During an evening reading of her work, poet Selina Nwulu reminded us that artists can challenge one-dimensional narratives, connect with new audiences, and most importantly shift perspectives from the intellectual to the emotional: knowing rather than feeling knowledge. Many arts organisations already do extensive work with socially-engaged artistic practice, so how can we connect this work back to our sustainability ambitions? Artists are often a step ahead of us here – for example with the wonderful Gavin Porter project ‘Who gives a F about Polar Bears?’
Reasons for optimism
Of course, it is easy to fall into a collective gloom about the state of the world and the overwhelming challenges ahead, so how does one put leadership into practice to build a consensus and inspire action? Many leaders are already familiar with some of the tools needed to tackle resistance within our organisations, with time at the residential devoted to refreshing and practicing those models – such as systems thinking, theory of change, pitching and making the case for support, active listening / action learning skills. We discussed at length some of the internal and external challenges faced by our organisations, workshopping some approaches to tackle them. Never was it truer to say that a problem shared is a problem halved – and I am pleased to note that this peer support has continued apace between the cohort remotely.
Last November we received the brilliant news that MAST had picked up an award at the Manchester Culture Awards for Promotion of Environmental Sustainability – winners from a shortlist made up predominately of MAST members. This was shortly followed by the release of the Arts Council / Julies Bicycle environmental report. This and many other wonderful news stories for many of the Accelerator cohort and colleagues across the sector is galvanising in the recognition it brings, helping all those pushing the sustainability agenda forward to command the support of senior management and governance and set a leading example for other sectors.

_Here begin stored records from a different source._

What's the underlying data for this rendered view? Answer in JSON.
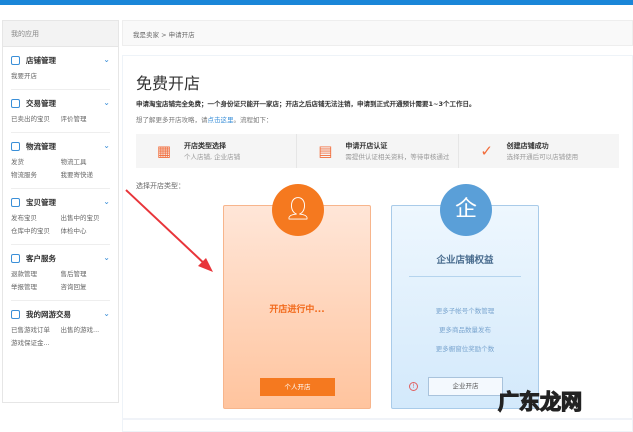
{
  "sidebar": {
    "header": "我的应用",
    "groups": [
      {
        "title": "店铺管理",
        "icon": "shop-icon",
        "links": [
          "我要开店"
        ]
      },
      {
        "title": "交易管理",
        "icon": "trade-icon",
        "links": [
          "已卖出的宝贝",
          "评价管理"
        ]
      },
      {
        "title": "物流管理",
        "icon": "truck-icon",
        "links": [
          "发货",
          "物流工具",
          "物流服务",
          "我要寄快递"
        ]
      },
      {
        "title": "宝贝管理",
        "icon": "shirt-icon",
        "links": [
          "发布宝贝",
          "出售中的宝贝",
          "仓库中的宝贝",
          "体检中心"
        ]
      },
      {
        "title": "客户服务",
        "icon": "user-service-icon",
        "links": [
          "退款管理",
          "售后管理",
          "举报管理",
          "咨询回复"
        ]
      },
      {
        "title": "我的网游交易",
        "icon": "gamepad-icon",
        "links": [
          "已售游戏订单",
          "出售的游戏...",
          "游戏保证金..."
        ]
      }
    ]
  },
  "breadcrumb": {
    "root": "我是卖家",
    "sep": ">",
    "current": "申请开店"
  },
  "main": {
    "title": "免费开店",
    "desc1": "申请淘宝店铺完全免费；一个身份证只能开一家店；开店之后店铺无法注销，申请到正式开通预计需要1~3个工作日。",
    "desc2_pre": "想了解更多开店攻略，请",
    "desc2_link": "点击这里",
    "desc2_post": "。流程如下：",
    "steps": [
      {
        "title": "开店类型选择",
        "sub": "个人店铺, 企业店铺"
      },
      {
        "title": "申请开店认证",
        "sub": "需提供认证相关资料，等待审核通过"
      },
      {
        "title": "创建店铺成功",
        "sub": "选择开通后可以店铺使用"
      }
    ],
    "choose_label": "选择开店类型：",
    "personal": {
      "status": "开店进行中...",
      "button": "个人开店"
    },
    "enterprise": {
      "title": "企业店铺权益",
      "benefits": [
        "更多子帐号个数管理",
        "更多商品数量发布",
        "更多橱窗位奖励个数"
      ],
      "button": "企业开店"
    }
  },
  "watermark": "广东龙网",
  "colors": {
    "accent_orange": "#f5791f",
    "accent_blue": "#5a9fd8",
    "topbar": "#1a86d8"
  }
}
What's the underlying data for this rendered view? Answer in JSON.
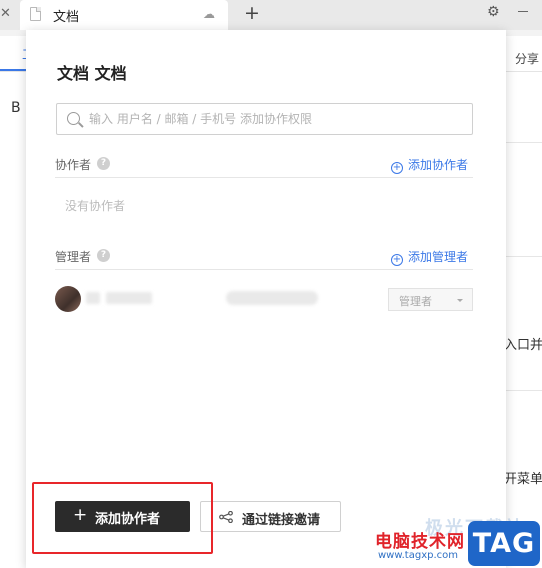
{
  "browser": {
    "tab_title": "文档",
    "new_tab_symbol": "+"
  },
  "background": {
    "toolbar_char": "工",
    "left_char": "B",
    "share_label": "分享",
    "right_text_1": "入口并",
    "right_text_2": "开菜单"
  },
  "panel": {
    "title": "文档 文档",
    "search_placeholder": "输入 用户名 / 邮箱 / 手机号 添加协作权限",
    "collaborators": {
      "label": "协作者",
      "help": "?",
      "add_label": "添加协作者",
      "empty_text": "没有协作者"
    },
    "managers": {
      "label": "管理者",
      "help": "?",
      "add_label": "添加管理者",
      "role_value": "管理者"
    },
    "primary_button": {
      "icon": "+",
      "label": "添加协作者"
    },
    "secondary_button": {
      "label": "通过链接邀请"
    }
  },
  "annotation": {
    "highlight_color": "#e8262a"
  },
  "watermark": {
    "faded_text": "极光下载站",
    "main_text": "电脑技术网",
    "url": "www.tagxp.com",
    "badge": "TAG"
  },
  "colors": {
    "accent": "#3b78e7",
    "primary_button_bg": "#2b2b2b",
    "watermark_red": "#e0232a",
    "watermark_blue": "#1f66c8"
  }
}
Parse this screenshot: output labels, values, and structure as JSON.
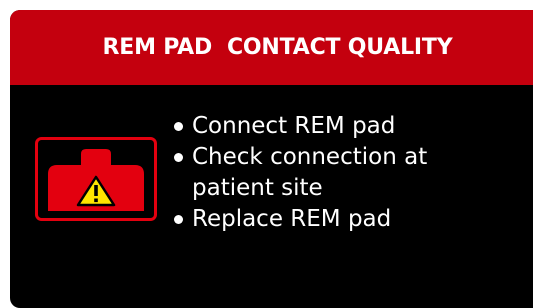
{
  "alert": {
    "title": "REM PAD  CONTACT QUALITY",
    "icon": "rem-pad-warning-icon",
    "instructions": [
      "Connect REM pad",
      "Check connection at patient site",
      "Replace REM pad"
    ]
  },
  "colors": {
    "header_background": "#c4000e",
    "body_background": "#000000",
    "text": "#ffffff",
    "icon_red": "#e3000f",
    "icon_warning_yellow": "#ffe500"
  }
}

The timing of this residential felt serendipitous in many ways, and I found that it brought together a few divergent strands of thought into a more cohesive strategy to take forwards – which I now look forward to sharing and developing with colleagues at CFCCA and across MAST. Personally, it has had a profound impact on taking my thinking on climate issues beyond that slightly problematic term ‘sustainability’ and rather I find myself now focusing on the ripeness in opportunity that exists, where you seek it.
Hannah Hartley oversees operations management at the Centre for Chinese Contemporary Art (CFCCA), the national lead in Chinese contemporary art and visual culture. CFCCA works internationally and through collaboration to deliver a world class programme of exhibitions, events, residencies and research projects for UK audiences. She is interested in the role of arts and culture in addressing environmental issues and associated social challenges and is an active member of the Manchester Arts Sustainability Team (MAST); a network of 27 arts and cultural organisations committed to working together to reduce their environmental impacts and foster a collaborative learning ethos which unites art forms, organisations, voluntary and civic bodies in a shared commitment to a sustainable and equitable future.
– Photo by James Allan Photography